Thanks! Me too :)

Happy Homemaker UK said...

It really was! Fun and different

Happy Homemaker UK said...

That was a really cool part of the tour too!

Privet and Holly said...

Loved all this great info....
I really enjoy so many great
BBC productions via PBS and
also listen to many of the BBC
stations via my internet radio.
Makes me feel like I'm there.
How fun that you met Robyne!

xx Suzanne

speakers4u said...

One day I will visit London. One Day!

Weird Funny News

Susan Kane said...

I love the thought that the BBC would pick up with the Mickey Mouse cartoon right where they left off. It says so much about the resilient English.

RachelM said...

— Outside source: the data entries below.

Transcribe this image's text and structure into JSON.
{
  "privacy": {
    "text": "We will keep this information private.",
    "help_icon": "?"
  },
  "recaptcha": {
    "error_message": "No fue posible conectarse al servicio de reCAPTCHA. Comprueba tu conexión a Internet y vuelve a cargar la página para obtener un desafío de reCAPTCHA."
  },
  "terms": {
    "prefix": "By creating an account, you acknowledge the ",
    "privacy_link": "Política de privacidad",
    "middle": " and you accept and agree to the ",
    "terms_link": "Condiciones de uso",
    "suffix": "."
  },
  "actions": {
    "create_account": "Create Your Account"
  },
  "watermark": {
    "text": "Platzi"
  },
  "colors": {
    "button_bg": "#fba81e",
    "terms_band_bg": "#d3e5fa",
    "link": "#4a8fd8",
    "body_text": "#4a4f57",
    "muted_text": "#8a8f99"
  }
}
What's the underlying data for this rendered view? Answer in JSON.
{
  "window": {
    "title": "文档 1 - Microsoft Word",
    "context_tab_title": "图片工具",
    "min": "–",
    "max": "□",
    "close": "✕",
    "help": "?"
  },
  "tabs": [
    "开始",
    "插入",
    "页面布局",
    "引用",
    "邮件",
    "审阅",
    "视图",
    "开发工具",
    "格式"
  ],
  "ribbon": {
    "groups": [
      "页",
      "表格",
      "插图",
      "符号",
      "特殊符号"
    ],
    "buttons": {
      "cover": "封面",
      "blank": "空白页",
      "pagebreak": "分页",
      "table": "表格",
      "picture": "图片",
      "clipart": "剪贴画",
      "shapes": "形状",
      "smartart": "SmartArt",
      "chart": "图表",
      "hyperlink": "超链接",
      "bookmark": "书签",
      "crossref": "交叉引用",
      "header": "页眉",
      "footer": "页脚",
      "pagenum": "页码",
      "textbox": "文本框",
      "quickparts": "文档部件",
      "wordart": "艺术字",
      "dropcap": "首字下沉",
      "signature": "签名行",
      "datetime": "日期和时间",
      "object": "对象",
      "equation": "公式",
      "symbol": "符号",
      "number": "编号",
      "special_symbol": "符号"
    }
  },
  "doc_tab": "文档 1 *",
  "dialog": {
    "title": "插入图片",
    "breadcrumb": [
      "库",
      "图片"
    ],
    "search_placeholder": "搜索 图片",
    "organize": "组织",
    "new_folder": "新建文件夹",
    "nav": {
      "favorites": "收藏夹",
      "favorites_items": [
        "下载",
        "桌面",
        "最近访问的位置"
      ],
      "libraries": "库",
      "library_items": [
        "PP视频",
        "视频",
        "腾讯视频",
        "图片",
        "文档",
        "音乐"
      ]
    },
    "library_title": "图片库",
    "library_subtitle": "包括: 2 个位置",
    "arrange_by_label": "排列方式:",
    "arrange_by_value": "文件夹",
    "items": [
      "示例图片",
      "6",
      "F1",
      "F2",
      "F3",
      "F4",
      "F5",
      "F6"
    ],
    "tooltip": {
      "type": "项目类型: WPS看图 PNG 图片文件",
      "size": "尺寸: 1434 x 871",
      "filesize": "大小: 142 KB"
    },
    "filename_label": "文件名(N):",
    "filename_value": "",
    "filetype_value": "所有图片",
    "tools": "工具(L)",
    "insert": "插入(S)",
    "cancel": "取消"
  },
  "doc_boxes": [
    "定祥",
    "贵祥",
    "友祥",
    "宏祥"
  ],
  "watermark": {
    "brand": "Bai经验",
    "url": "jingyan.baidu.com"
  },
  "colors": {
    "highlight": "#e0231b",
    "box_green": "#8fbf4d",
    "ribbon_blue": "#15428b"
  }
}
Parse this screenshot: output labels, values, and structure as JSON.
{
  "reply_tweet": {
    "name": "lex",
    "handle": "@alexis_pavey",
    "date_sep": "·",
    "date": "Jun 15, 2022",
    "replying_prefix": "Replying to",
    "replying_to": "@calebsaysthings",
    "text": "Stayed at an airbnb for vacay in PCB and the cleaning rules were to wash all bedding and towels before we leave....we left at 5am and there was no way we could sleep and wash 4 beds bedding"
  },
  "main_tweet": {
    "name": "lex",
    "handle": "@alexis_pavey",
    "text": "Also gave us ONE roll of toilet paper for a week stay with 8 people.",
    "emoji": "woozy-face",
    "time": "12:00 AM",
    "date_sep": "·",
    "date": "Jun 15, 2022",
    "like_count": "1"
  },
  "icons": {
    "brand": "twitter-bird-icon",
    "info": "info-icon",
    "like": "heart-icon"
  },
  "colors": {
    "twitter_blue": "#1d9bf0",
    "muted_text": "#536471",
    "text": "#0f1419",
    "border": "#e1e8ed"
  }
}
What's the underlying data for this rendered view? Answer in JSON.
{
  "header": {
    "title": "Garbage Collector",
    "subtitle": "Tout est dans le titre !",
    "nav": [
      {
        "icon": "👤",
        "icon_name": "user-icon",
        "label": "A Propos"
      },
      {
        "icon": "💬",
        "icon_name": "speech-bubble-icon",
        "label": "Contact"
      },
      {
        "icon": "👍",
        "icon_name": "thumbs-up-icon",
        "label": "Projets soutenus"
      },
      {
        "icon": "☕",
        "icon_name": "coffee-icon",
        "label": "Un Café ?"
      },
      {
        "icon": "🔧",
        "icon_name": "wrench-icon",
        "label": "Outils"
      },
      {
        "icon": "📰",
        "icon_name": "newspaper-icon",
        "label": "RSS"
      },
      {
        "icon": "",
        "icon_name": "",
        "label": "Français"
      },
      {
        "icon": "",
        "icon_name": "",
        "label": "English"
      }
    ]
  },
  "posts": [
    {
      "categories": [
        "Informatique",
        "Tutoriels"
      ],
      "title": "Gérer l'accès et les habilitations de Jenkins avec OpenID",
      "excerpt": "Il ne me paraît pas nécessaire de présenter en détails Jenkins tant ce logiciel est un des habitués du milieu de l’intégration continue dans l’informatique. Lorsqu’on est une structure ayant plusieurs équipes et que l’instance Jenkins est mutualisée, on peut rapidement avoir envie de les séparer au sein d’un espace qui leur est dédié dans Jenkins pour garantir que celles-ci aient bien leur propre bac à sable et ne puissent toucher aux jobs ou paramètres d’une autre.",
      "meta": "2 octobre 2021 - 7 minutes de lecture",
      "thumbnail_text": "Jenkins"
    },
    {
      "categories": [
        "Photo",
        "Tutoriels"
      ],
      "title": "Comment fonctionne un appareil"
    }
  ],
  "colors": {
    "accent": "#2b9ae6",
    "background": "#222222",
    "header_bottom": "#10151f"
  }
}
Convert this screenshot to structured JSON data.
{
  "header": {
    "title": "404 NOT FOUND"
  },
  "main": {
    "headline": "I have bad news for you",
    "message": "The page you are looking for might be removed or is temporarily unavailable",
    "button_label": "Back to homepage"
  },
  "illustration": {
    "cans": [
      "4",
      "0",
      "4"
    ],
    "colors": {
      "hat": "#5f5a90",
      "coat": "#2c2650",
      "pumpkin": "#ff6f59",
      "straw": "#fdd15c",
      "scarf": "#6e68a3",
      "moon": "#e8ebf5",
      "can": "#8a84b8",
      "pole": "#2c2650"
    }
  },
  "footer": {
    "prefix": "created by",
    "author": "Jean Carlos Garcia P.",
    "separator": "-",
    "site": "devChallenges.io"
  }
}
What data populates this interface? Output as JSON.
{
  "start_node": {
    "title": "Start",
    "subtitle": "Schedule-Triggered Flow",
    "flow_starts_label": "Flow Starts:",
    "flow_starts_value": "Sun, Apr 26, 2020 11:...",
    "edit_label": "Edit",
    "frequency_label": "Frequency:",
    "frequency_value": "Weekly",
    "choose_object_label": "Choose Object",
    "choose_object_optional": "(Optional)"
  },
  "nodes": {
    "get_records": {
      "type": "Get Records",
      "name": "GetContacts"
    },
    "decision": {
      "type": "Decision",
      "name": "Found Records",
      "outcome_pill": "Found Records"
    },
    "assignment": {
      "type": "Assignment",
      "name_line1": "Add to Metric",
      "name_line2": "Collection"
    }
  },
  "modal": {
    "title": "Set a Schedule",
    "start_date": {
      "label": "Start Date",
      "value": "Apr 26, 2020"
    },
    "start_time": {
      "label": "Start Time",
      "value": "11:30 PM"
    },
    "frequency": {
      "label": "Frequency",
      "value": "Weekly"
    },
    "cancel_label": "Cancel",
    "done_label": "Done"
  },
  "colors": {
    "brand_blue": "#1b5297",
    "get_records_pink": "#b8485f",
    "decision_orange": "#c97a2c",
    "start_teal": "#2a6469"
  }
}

I love the BBC. Whenever we've been in England, it's always a favorite thing of mine to see what's on both the TV and the radio...gives an extra little glimpse into things. :) I'm so glad to know about the tour...will have to check it out next time we're in England!

Zosia said...

We don't have a TV set at home by choice (in Poland) as there is nothing to watch on Polish TV these days. I LOVE BBC. I think it is A GOLDEN STANDARD in broadcasting both TV and radio. Hight standards, quality programmning, outstanding comedy shows (pee your pants funny comedy shows), very inventive and innovative, high journalistic standards. A public broadcaster of a stature that other countries should follow. I listen to some of their radio programming on the internet. One of my favourites is the comedy show "Just a Minute". Thanks for this post.